3.6. Overview of Ports and Sockets

On a TCP/IP network, data travels from a port on the sending computer to a port on the receiving computer. A port is a numerical value that identifies the application associated with the data. The source port number identifies the application that sent the data, and the destination port number identifies the application that receives the data. Each port is assigned a unique 16bit number in the range of 0 through 65535. Additionally, there are two types of ports—TCP and UDP—which are based on their respective protocols. Both TCP and UDP maintain a separate list of used (reserved and allocated) port numbers. This allows them both to make sure no port is duplicated within each list.

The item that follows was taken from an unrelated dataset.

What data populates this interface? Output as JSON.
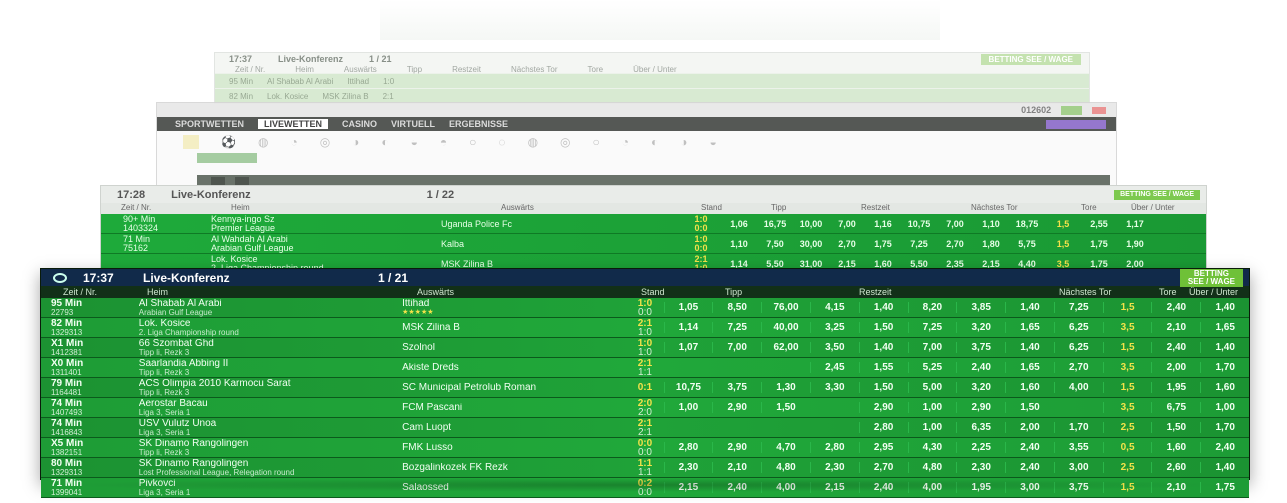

A benefit of this mechanism ...

Get Network+™: Study Guide, Fourth Edition now with O’Reilly online learning.

O’Reilly members experience live online training, plus books, videos, and digital content from 200+ publishers.